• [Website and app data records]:
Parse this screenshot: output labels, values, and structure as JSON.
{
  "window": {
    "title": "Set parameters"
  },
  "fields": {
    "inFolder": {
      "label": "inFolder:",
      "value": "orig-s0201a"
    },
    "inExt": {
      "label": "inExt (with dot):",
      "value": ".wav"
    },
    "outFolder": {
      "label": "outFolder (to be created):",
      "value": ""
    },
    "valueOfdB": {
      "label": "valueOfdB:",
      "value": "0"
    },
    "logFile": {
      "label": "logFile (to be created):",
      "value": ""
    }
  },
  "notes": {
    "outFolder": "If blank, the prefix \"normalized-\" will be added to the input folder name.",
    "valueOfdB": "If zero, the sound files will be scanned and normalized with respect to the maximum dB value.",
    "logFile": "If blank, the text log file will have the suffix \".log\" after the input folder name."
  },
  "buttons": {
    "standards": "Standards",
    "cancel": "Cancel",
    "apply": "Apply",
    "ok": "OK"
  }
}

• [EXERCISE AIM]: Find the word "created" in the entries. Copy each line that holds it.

• [OUTPUT FOR THIS TASK]:
      "label": "outFolder (to be created):",
      "label": "logFile (to be created):",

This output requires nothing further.